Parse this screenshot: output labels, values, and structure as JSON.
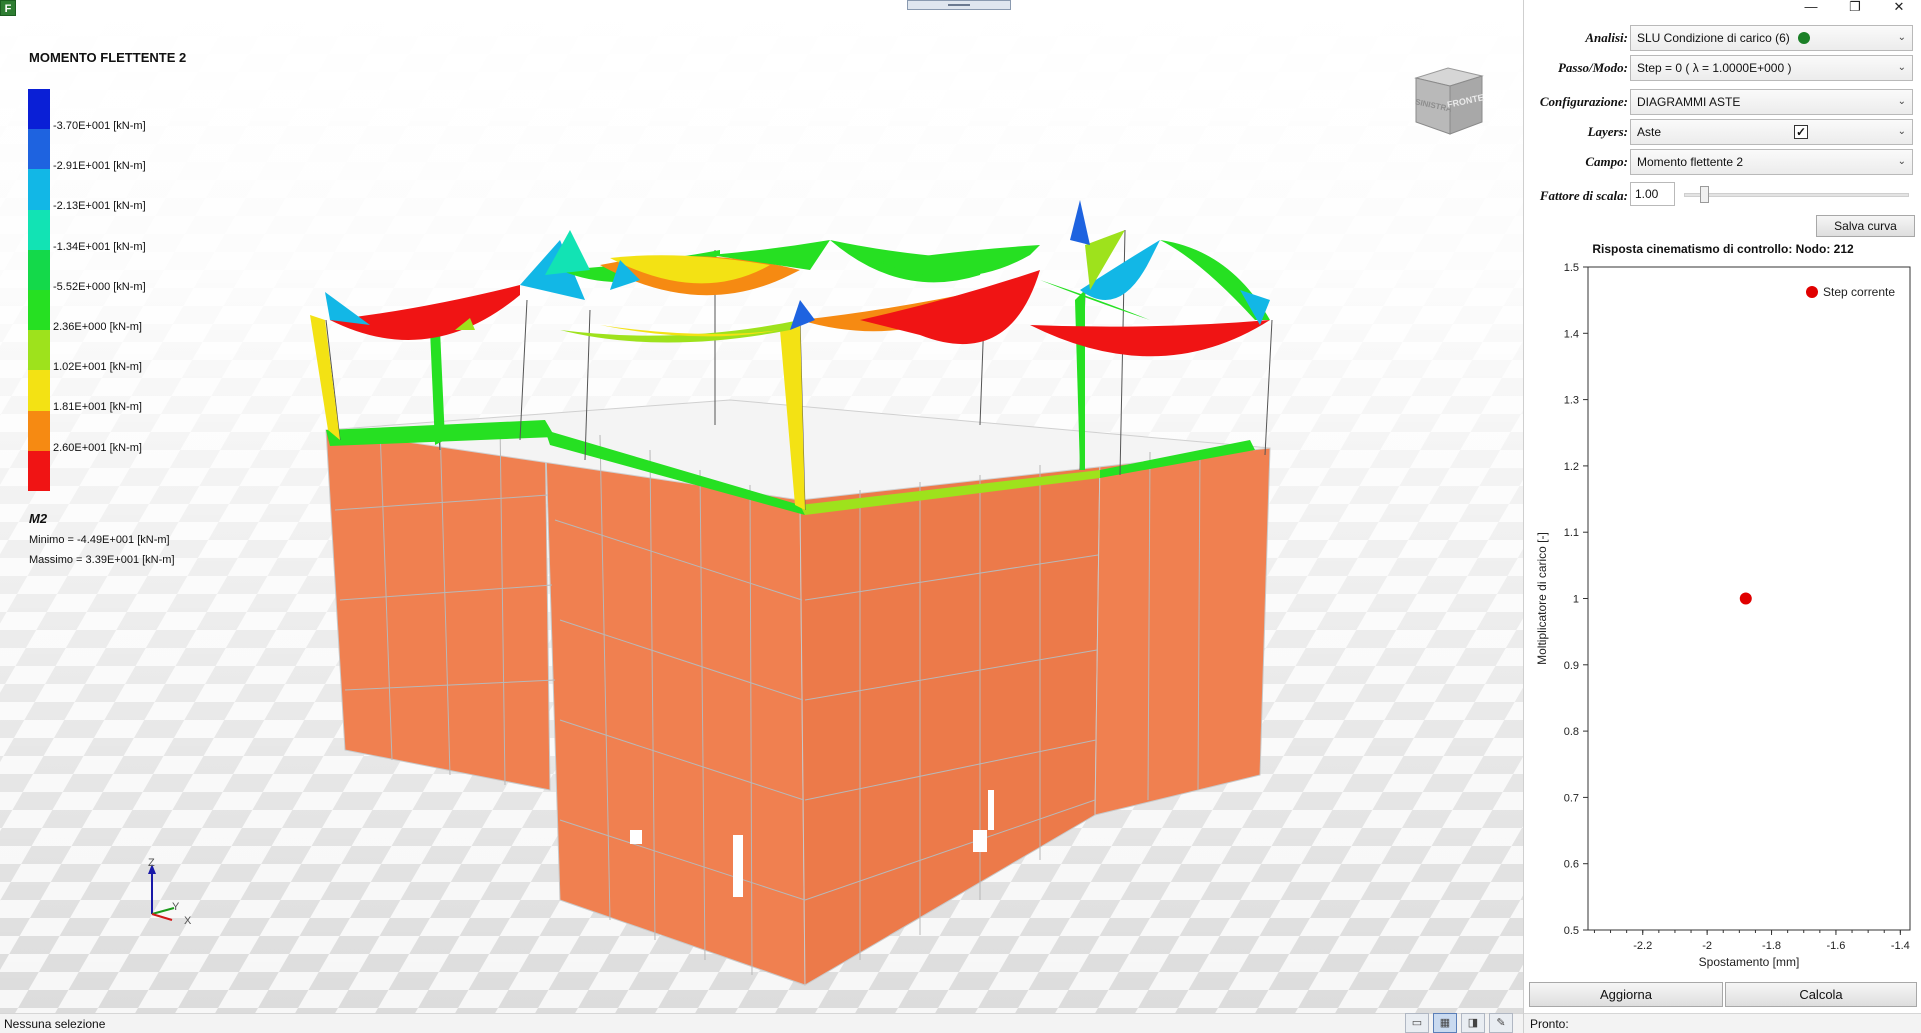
{
  "app": {
    "icon_letter": "F"
  },
  "legend": {
    "title": "MOMENTO FLETTENTE 2",
    "colors": [
      "#0a1fd6",
      "#1e63e0",
      "#12b7e6",
      "#12e3b4",
      "#14d94a",
      "#26e022",
      "#9ee21c",
      "#f3e214",
      "#f68a12",
      "#f01414"
    ],
    "labels": [
      "-3.70E+001 [kN-m]",
      "-2.91E+001 [kN-m]",
      "-2.13E+001 [kN-m]",
      "-1.34E+001 [kN-m]",
      "-5.52E+000 [kN-m]",
      "2.36E+000 [kN-m]",
      "1.02E+001 [kN-m]",
      "1.81E+001 [kN-m]",
      "2.60E+001 [kN-m]"
    ],
    "component": "M2",
    "min_text": "Minimo = -4.49E+001 [kN-m]",
    "max_text": "Massimo = 3.39E+001 [kN-m]"
  },
  "nav_cube": {
    "left_face": "SINISTRA",
    "front_face": "FRONTE"
  },
  "axes": {
    "z": "Z",
    "y": "Y",
    "x": "X"
  },
  "model": {
    "wall_color": "#f08050",
    "beam_colors": [
      "#f01414",
      "#f68a12",
      "#f3e214",
      "#9ee21c",
      "#26e022",
      "#12b7e6",
      "#1e63e0"
    ]
  },
  "status": {
    "left": "Nessuna selezione",
    "right": "Pronto:",
    "icons": [
      "frame-icon",
      "grid-icon",
      "shade-icon",
      "report-icon"
    ]
  },
  "window": {
    "minimize": "—",
    "restore": "❐",
    "close": "✕"
  },
  "panel": {
    "analisi_label": "Analisi:",
    "analisi_value": "SLU Condizione di carico (6)",
    "passo_label": "Passo/Modo:",
    "passo_value": "Step = 0 ( λ = 1.0000E+000 )",
    "config_label": "Configurazione:",
    "config_value": "DIAGRAMMI ASTE",
    "layers_label": "Layers:",
    "layers_value": "Aste",
    "layers_check": "✓",
    "campo_label": "Campo:",
    "campo_value": "Momento flettente 2",
    "scale_label": "Fattore di scala:",
    "scale_value": "1.00",
    "scale_slider_fraction": 0.09,
    "save_button": "Salva curva",
    "aggiorna_button": "Aggiorna",
    "calcola_button": "Calcola"
  },
  "chart_data": {
    "type": "scatter",
    "title": "Risposta cinematismo di controllo: Nodo: 212",
    "xlabel": "Spostamento [mm]",
    "ylabel": "Moltiplicatore di carico [-]",
    "xlim": [
      -2.37,
      -1.37
    ],
    "ylim": [
      0.5,
      1.5
    ],
    "x_ticks": [
      -2.2,
      -2,
      -1.8,
      -1.6,
      -1.4
    ],
    "x_tick_labels": [
      "-2.2",
      "-2",
      "-1.8",
      "-1.6",
      "-1.4"
    ],
    "y_ticks": [
      0.5,
      0.6,
      0.7,
      0.8,
      0.9,
      1,
      1.1,
      1.2,
      1.3,
      1.4,
      1.5
    ],
    "y_tick_labels": [
      "0.5",
      "0.6",
      "0.7",
      "0.8",
      "0.9",
      "1",
      "1.1",
      "1.2",
      "1.3",
      "1.4",
      "1.5"
    ],
    "series": [
      {
        "name": "Step corrente",
        "color": "#e00000",
        "x": [
          -1.88
        ],
        "y": [
          1.0
        ]
      }
    ],
    "legend_position": "top-right",
    "grid": false
  }
}
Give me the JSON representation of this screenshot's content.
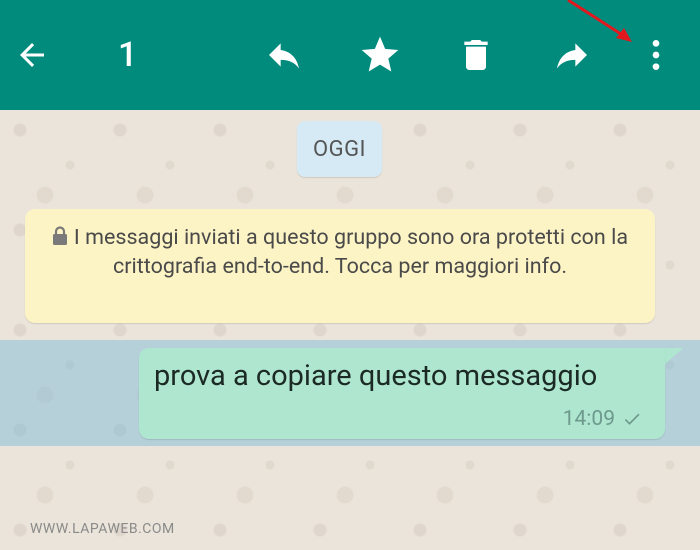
{
  "toolbar": {
    "selected_count": "1",
    "color": "#008b7d",
    "icons": [
      "back-arrow-icon",
      "reply-icon",
      "star-icon",
      "delete-icon",
      "forward-icon",
      "more-options-icon"
    ]
  },
  "chat": {
    "date_chip": "OGGI",
    "encryption_notice": "I messaggi inviati a questo gruppo sono ora protetti con la crittografia end-to-end. Tocca per maggiori info.",
    "message": {
      "text": "prova a copiare questo messaggio",
      "time": "14:09",
      "status": "sent-check"
    }
  },
  "watermark": "WWW.LAPAWEB.COM"
}
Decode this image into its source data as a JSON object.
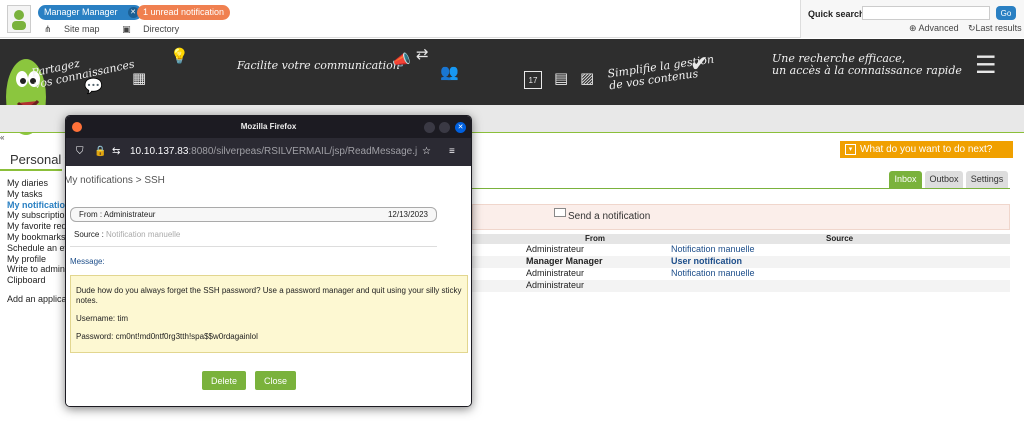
{
  "topbar": {
    "user_name": "Manager Manager",
    "notifications": "1 unread notification",
    "site_map": "Site map",
    "directory": "Directory"
  },
  "quick_search": {
    "label": "Quick search",
    "placeholder": "",
    "go": "Go",
    "advanced": "Advanced",
    "last_results": "Last results"
  },
  "banner": {
    "t1": "Partagez\nvos connaissances",
    "t2": "Facilite votre communication",
    "t3": "Simplifie la gestion\nde vos contenus",
    "t4": "Une recherche efficace,\nun accès à la connaissance rapide",
    "calendar_day": "17"
  },
  "sidebar": {
    "title": "Personal w",
    "items": [
      {
        "label": "My diaries"
      },
      {
        "label": "My tasks"
      },
      {
        "label": "My notification",
        "active": true
      },
      {
        "label": "My subscription"
      },
      {
        "label": "My favorite requ"
      },
      {
        "label": "My bookmarks"
      },
      {
        "label": "Schedule an eve"
      },
      {
        "label": "My profile"
      },
      {
        "label": "Write to adminis"
      },
      {
        "label": "Clipboard"
      }
    ],
    "add_app": "Add an applicati"
  },
  "main": {
    "what_todo": "What do you want to do next?",
    "tabs": [
      "Inbox",
      "Outbox",
      "Settings"
    ],
    "send_notification": "Send a notification",
    "table": {
      "headers": [
        "From",
        "Source"
      ],
      "rows": [
        {
          "from": "Administrateur",
          "source": "Notification manuelle",
          "bold": false
        },
        {
          "from": "Manager Manager",
          "source": "User notification",
          "bold": true
        },
        {
          "from": "Administrateur",
          "source": "Notification manuelle",
          "bold": false
        },
        {
          "from": "Administrateur",
          "source": "",
          "bold": false
        }
      ]
    }
  },
  "popup": {
    "window_title": "Mozilla Firefox",
    "url_host": "10.10.137.83",
    "url_path": ":8080/silverpeas/RSILVERMAIL/jsp/ReadMessage.j",
    "breadcrumb": "My notifications > SSH",
    "from_label": "From : Administrateur",
    "date": "12/13/2023",
    "source_label": "Source :",
    "source_value": "Notification manuelle",
    "message_label": "Message:",
    "message_lines": [
      "Dude how do you always forget the SSH password? Use a password manager and quit using your silly sticky notes.",
      "Username: tim",
      "Password: cm0nt!md0ntf0rg3tth!spa$$w0rdagainlol"
    ],
    "delete": "Delete",
    "close": "Close"
  },
  "icons": {
    "nav_back": "double-chevron-left-icon"
  }
}
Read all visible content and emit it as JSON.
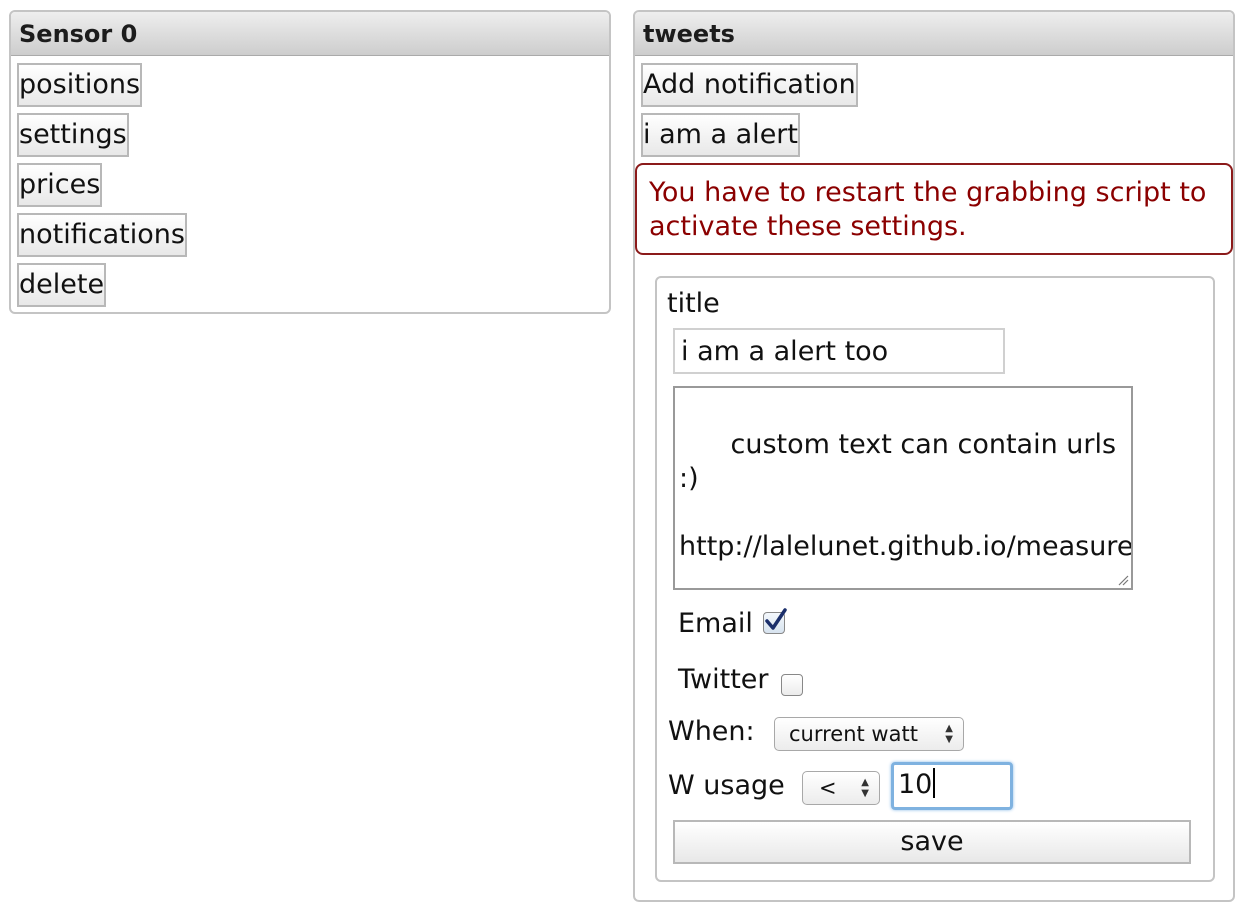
{
  "left_panel": {
    "title": "Sensor 0",
    "buttons": [
      "positions",
      "settings",
      "prices",
      "notifications",
      "delete"
    ]
  },
  "right_panel": {
    "title": "tweets",
    "add_button": "Add notification",
    "existing_alert": "i am a alert",
    "warning": "You have to restart the grabbing script to activate these settings.",
    "form": {
      "title_label": "title",
      "title_value": "i am a alert too",
      "body_text": "custom text can contain urls :)\n\nhttp://lalelunet.github.io/measureit/",
      "email_label": "Email",
      "email_checked": true,
      "twitter_label": "Twitter",
      "twitter_checked": false,
      "when_label": "When:",
      "when_value": "current watt",
      "usage_label": "W usage",
      "operator_value": "<",
      "threshold_value": "10",
      "save_label": "save"
    }
  },
  "colors": {
    "warning_text": "#8b0000",
    "warning_border": "#8b1a1a",
    "focus_ring": "#7fb2e0",
    "checkmark": "#1b2f6b"
  },
  "icons": {
    "email_checkbox": "checkmark-icon",
    "select_arrows": "updown-arrows-icon",
    "resize": "resize-grip-icon"
  }
}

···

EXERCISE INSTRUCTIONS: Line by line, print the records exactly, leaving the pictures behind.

TASK OUTPUT:
Parse this screenshot: output labels, values, and structure as JSON.
{
  "app": {
    "icon_letter": "F"
  },
  "legend": {
    "title": "MOMENTO FLETTENTE 2",
    "colors": [
      "#0a1fd6",
      "#1e63e0",
      "#12b7e6",
      "#12e3b4",
      "#14d94a",
      "#26e022",
      "#9ee21c",
      "#f3e214",
      "#f68a12",
      "#f01414"
    ],
    "labels": [
      "-3.70E+001 [kN-m]",
      "-2.91E+001 [kN-m]",
      "-2.13E+001 [kN-m]",
      "-1.34E+001 [kN-m]",
      "-5.52E+000 [kN-m]",
      "2.36E+000 [kN-m]",
      "1.02E+001 [kN-m]",
      "1.81E+001 [kN-m]",
      "2.60E+001 [kN-m]"
    ],
    "component": "M2",
    "min_text": "Minimo = -4.49E+001 [kN-m]",
    "max_text": "Massimo = 3.39E+001 [kN-m]"
  },
  "nav_cube": {
    "left_face": "SINISTRA",
    "front_face": "FRONTE"
  },
  "axes": {
    "z": "Z",
    "y": "Y",
    "x": "X"
  },
  "model": {
    "wall_color": "#f08050",
    "beam_colors": [
      "#f01414",
      "#f68a12",
      "#f3e214",
      "#9ee21c",
      "#26e022",
      "#12b7e6",
      "#1e63e0"
    ]
  },
  "status": {
    "left": "Nessuna selezione",
    "right": "Pronto:",
    "icons": [
      "frame-icon",
      "grid-icon",
      "shade-icon",
      "report-icon"
    ]
  },
  "window": {
    "minimize": "—",
    "restore": "❐",
    "close": "✕"
  },
  "panel": {
    "analisi_label": "Analisi:",
    "analisi_value": "SLU Condizione di carico (6)",
    "passo_label": "Passo/Modo:",
    "passo_value": "Step = 0 ( λ = 1.0000E+000 )",
    "config_label": "Configurazione:",
    "config_value": "DIAGRAMMI ASTE",
    "layers_label": "Layers:",
    "layers_value": "Aste",
    "layers_check": "✓",
    "campo_label": "Campo:",
    "campo_value": "Momento flettente 2",
    "scale_label": "Fattore di scala:",
    "scale_value": "1.00",
    "scale_slider_fraction": 0.09,
    "save_button": "Salva curva",
    "aggiorna_button": "Aggiorna",
    "calcola_button": "Calcola"
  },
  "chart_data": {
    "type": "scatter",
    "title": "Risposta cinematismo di controllo: Nodo: 212",
    "xlabel": "Spostamento [mm]",
    "ylabel": "Moltiplicatore di carico [-]",
    "xlim": [
      -2.37,
      -1.37
    ],
    "ylim": [
      0.5,
      1.5
    ],
    "x_ticks": [
      -2.2,
      -2,
      -1.8,
      -1.6,
      -1.4
    ],
    "x_tick_labels": [
      "-2.2",
      "-2",
      "-1.8",
      "-1.6",
      "-1.4"
    ],
    "y_ticks": [
      0.5,
      0.6,
      0.7,
      0.8,
      0.9,
      1,
      1.1,
      1.2,
      1.3,
      1.4,
      1.5
    ],
    "y_tick_labels": [
      "0.5",
      "0.6",
      "0.7",
      "0.8",
      "0.9",
      "1",
      "1.1",
      "1.2",
      "1.3",
      "1.4",
      "1.5"
    ],
    "series": [
      {
        "name": "Step corrente",
        "color": "#e00000",
        "x": [
          -1.88
        ],
        "y": [
          1.0
        ]
      }
    ],
    "legend_position": "top-right",
    "grid": false
  }
}
Give me the JSON representation of this screenshot's content.
{
  "toolbar": {
    "selected_count": "1",
    "color": "#008b7d",
    "icons": [
      "back-arrow-icon",
      "reply-icon",
      "star-icon",
      "delete-icon",
      "forward-icon",
      "more-options-icon"
    ]
  },
  "chat": {
    "date_chip": "OGGI",
    "encryption_notice": "I messaggi inviati a questo gruppo sono ora protetti con la crittografia end-to-end. Tocca per maggiori info.",
    "message": {
      "text": "prova a copiare questo messaggio",
      "time": "14:09",
      "status": "sent-check"
    }
  },
  "watermark": "WWW.LAPAWEB.COM"
}
Decode this image into its source data as a JSON object.
{
  "topbar": {
    "user_name": "Manager Manager",
    "notifications": "1 unread notification",
    "site_map": "Site map",
    "directory": "Directory"
  },
  "quick_search": {
    "label": "Quick search",
    "placeholder": "",
    "go": "Go",
    "advanced": "Advanced",
    "last_results": "Last results"
  },
  "banner": {
    "t1": "Partagez\nvos connaissances",
    "t2": "Facilite votre communication",
    "t3": "Simplifie la gestion\nde vos contenus",
    "t4": "Une recherche efficace,\nun accès à la connaissance rapide",
    "calendar_day": "17"
  },
  "sidebar": {
    "title": "Personal w",
    "items": [
      {
        "label": "My diaries"
      },
      {
        "label": "My tasks"
      },
      {
        "label": "My notification",
        "active": true
      },
      {
        "label": "My subscription"
      },
      {
        "label": "My favorite requ"
      },
      {
        "label": "My bookmarks"
      },
      {
        "label": "Schedule an eve"
      },
      {
        "label": "My profile"
      },
      {
        "label": "Write to adminis"
      },
      {
        "label": "Clipboard"
      }
    ],
    "add_app": "Add an applicati"
  },
  "main": {
    "what_todo": "What do you want to do next?",
    "tabs": [
      "Inbox",
      "Outbox",
      "Settings"
    ],
    "send_notification": "Send a notification",
    "table": {
      "headers": [
        "From",
        "Source"
      ],
      "rows": [
        {
          "from": "Administrateur",
          "source": "Notification manuelle",
          "bold": false
        },
        {
          "from": "Manager Manager",
          "source": "User notification",
          "bold": true
        },
        {
          "from": "Administrateur",
          "source": "Notification manuelle",
          "bold": false
        },
        {
          "from": "Administrateur",
          "source": "",
          "bold": false
        }
      ]
    }
  },
  "popup": {
    "window_title": "Mozilla Firefox",
    "url_host": "10.10.137.83",
    "url_path": ":8080/silverpeas/RSILVERMAIL/jsp/ReadMessage.j",
    "breadcrumb": "My notifications > SSH",
    "from_label": "From : Administrateur",
    "date": "12/13/2023",
    "source_label": "Source :",
    "source_value": "Notification manuelle",
    "message_label": "Message:",
    "message_lines": [
      "Dude how do you always forget the SSH password? Use a password manager and quit using your silly sticky notes.",
      "Username: tim",
      "Password: cm0nt!md0ntf0rg3tth!spa$$w0rdagainlol"
    ],
    "delete": "Delete",
    "close": "Close"
  },
  "icons": {
    "nav_back": "double-chevron-left-icon"
  }
}
Read all visible content and emit it as JSON.
{
  "left_panel": {
    "title": "Sensor 0",
    "buttons": [
      "positions",
      "settings",
      "prices",
      "notifications",
      "delete"
    ]
  },
  "right_panel": {
    "title": "tweets",
    "add_button": "Add notification",
    "existing_alert": "i am a alert",
    "warning": "You have to restart the grabbing script to activate these settings.",
    "form": {
      "title_label": "title",
      "title_value": "i am a alert too",
      "body_text": "custom text can contain urls :)\n\nhttp://lalelunet.github.io/measureit/",
      "email_label": "Email",
      "email_checked": true,
      "twitter_label": "Twitter",
      "twitter_checked": false,
      "when_label": "When:",
      "when_value": "current watt",
      "usage_label": "W usage",
      "operator_value": "<",
      "threshold_value": "10",
      "save_label": "save"
    }
  },
  "colors": {
    "warning_text": "#8b0000",
    "warning_border": "#8b1a1a",
    "focus_ring": "#7fb2e0",
    "checkmark": "#1b2f6b"
  },
  "icons": {
    "email_checkbox": "checkmark-icon",
    "select_arrows": "updown-arrows-icon",
    "resize": "resize-grip-icon"
  }
}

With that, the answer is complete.